Map from “this constraint is incorrect” to “this code is incorrect.”
Identify the view with an incorrect frame.
It may be obvious which view has the problem; if it is not, you may find it helpful to use the
_subtreeDescriptionto create a textual description of the view hierarchy. (The
_subtreeDescriptionmethod is not public API; it is, however, permissible to use for debugging purposes.)
If possible, reproduce the issue while running under the Auto Layout template in Instruments.
(The Auto Layout instrument may be included with the developer tools in the future, but is currently provided as sample code in a template—see Cocoa Autolayout Demos).
Find the bad constraint or constraints.
To get the constraints affecting a particular view, use
constraintsAffectingLayoutForOrientation:. You can then inspect the constraints in the debugger. They are printed using the visual format notation. If your views have identifiers (see
NSView)), they print out using the identifier in the description, like this:
<NSLayoutConstraint: 0x400bef8e0 H:[refreshSegmentedControl]-(8)-[selectViewSegmentedControl] (Names: refreshSegmentedControl:0x40048a600, selectViewSegmentedControl:0x400487cc0 ) >
otherwise the output looks like this:
<NSLayoutConstraint: 0x400cbf1c0 H:[NSSegmentedControl:0x40048a600]-(8)-[NSSegmentedControl:0x400487cc0]>
If it’s not obvious which constraint is wrong at this point, visualize the constraints on screen by passing the constraints to the window using
Here’s an example of visualizing the constraints affecting the find field’s horizontal layout:
When you click a constraint, it is printed in the console.

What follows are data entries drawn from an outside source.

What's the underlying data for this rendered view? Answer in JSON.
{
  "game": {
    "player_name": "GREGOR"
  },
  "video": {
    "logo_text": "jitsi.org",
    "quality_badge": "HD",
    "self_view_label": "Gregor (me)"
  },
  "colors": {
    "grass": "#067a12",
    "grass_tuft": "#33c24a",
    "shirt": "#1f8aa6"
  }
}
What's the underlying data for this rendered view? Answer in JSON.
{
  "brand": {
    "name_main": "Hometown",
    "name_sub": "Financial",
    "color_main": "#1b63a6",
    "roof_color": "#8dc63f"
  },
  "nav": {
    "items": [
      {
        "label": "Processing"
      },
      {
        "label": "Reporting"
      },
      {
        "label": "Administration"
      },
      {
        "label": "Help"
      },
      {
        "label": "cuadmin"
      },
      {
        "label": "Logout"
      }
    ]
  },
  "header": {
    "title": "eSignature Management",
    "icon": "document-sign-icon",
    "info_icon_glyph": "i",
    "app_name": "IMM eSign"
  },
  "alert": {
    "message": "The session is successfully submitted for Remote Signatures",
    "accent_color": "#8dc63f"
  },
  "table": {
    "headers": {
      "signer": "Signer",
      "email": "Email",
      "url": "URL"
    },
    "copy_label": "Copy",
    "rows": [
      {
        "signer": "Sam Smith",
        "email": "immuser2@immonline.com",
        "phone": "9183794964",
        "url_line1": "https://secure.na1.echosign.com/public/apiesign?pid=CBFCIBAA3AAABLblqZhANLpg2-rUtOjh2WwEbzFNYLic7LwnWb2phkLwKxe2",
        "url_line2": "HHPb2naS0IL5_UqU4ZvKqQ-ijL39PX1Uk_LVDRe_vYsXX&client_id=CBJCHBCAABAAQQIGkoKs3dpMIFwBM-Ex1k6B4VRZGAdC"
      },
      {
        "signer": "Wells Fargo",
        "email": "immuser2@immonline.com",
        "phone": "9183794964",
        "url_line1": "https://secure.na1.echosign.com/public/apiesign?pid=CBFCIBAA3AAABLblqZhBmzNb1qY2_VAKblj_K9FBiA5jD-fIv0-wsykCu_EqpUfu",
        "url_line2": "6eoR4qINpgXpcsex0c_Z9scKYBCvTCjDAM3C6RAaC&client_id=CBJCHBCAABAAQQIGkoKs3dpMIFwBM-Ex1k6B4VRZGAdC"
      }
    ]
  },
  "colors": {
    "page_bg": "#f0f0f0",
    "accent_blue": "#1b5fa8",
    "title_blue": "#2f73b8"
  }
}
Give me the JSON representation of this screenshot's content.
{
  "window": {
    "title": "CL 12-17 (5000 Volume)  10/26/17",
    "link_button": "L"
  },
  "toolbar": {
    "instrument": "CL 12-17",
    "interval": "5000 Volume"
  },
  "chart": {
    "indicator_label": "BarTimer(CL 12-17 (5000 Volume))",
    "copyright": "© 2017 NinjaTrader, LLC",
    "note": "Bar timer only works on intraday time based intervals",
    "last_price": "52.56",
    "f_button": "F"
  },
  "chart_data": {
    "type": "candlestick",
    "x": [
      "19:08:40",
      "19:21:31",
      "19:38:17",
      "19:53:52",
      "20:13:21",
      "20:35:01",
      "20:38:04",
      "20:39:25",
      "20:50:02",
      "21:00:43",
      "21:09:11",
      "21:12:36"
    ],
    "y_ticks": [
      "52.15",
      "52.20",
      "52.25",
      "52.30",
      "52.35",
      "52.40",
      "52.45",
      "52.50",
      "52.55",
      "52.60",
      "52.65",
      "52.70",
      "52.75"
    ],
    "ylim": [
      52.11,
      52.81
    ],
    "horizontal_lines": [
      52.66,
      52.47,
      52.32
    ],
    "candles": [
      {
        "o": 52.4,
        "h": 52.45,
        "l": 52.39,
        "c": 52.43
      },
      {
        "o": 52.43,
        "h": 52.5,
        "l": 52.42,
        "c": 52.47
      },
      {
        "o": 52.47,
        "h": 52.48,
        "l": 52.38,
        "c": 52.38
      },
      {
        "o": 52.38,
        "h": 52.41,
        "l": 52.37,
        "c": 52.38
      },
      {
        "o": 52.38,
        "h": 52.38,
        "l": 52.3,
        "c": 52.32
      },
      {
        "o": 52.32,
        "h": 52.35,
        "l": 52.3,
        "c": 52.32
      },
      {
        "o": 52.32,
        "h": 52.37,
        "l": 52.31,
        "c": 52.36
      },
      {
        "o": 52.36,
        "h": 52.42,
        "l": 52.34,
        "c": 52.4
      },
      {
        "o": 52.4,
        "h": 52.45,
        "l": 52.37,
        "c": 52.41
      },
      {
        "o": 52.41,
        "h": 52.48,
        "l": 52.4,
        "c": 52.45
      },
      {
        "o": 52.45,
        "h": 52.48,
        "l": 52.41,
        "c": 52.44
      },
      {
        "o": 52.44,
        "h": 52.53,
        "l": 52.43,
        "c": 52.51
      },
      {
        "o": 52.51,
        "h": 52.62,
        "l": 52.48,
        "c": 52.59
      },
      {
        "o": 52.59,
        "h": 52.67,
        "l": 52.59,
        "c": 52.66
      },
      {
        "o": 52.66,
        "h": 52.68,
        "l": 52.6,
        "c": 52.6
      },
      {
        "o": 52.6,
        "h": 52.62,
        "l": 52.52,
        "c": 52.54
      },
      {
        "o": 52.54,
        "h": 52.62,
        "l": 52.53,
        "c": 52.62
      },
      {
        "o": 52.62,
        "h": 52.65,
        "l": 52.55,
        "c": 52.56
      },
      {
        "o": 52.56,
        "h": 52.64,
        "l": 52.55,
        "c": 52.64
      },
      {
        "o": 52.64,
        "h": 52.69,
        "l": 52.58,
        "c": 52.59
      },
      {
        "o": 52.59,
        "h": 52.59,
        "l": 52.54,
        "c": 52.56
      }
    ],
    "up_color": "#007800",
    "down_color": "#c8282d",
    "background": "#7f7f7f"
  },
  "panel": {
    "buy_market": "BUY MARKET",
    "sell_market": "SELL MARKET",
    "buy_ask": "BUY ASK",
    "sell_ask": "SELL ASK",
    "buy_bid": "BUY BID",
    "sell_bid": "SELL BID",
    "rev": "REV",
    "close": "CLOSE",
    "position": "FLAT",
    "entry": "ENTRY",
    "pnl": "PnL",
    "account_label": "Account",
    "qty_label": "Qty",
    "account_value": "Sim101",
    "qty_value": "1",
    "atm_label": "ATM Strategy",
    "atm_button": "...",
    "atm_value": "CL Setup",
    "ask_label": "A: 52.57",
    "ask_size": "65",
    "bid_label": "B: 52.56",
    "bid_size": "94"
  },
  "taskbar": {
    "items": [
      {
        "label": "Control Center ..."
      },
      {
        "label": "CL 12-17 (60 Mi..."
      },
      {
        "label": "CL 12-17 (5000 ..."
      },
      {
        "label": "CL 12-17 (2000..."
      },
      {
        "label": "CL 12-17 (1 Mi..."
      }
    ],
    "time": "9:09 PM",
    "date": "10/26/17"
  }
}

In this way you can you can determine which is which, and typically identify which is incorrect.
At this point you may be informed that the layout is ambiguous (see “Handling Ambiguity”).
Find the code that’s wrong.
Sometimes, once you have identified the incorrect constraint, you will know what to do to fix it.
If this is not the case then, in Instruments, search for the pointer of the constraint (or some of its description). This will show you interesting events in that constraint’s lifecycle—its creation, modification, installation into windows, and so on. For each of these you can see the backtrace where it happened. Find the stage at which things went awry, and look at the backtrace. This is the code with the problem.
In the above workflow, we assumed that the issue was an incorrect constraint. It is also possible that the problem is due to a missing constraint. A layout is ambiguous if it is underspecified. For example, suppose the system consists of one constraint.
x + y == 100
Because there are an infinite number of solutions to this equation, the system is ambiguous (as opposed to unsatisfiable). You can resolve it by adding a second constraint such as:
x == y
In the normal course of solving layout, the system detects unsatisfiability but not ambiguity. (It is a computationally expensive task to detect ambiguity in this system.) However, if you visualize constraints the system does check for ambiguity. If it detects an ambiguity, the visualizer presents an Exercise Ambiguity button. Figure 4-1 shows the find panel after one of the constraints has been removed.
Exercising ambiguity (clicking the button) makes your UI toggle between different states it could be in given the current set of constraints. Figure 4-2 shows the layout of the find panel after clicking Exercise Ambiguity. Notice the different layout.
© 2012 Apple Inc. All Rights Reserved. (Last updated: 2012-09-19)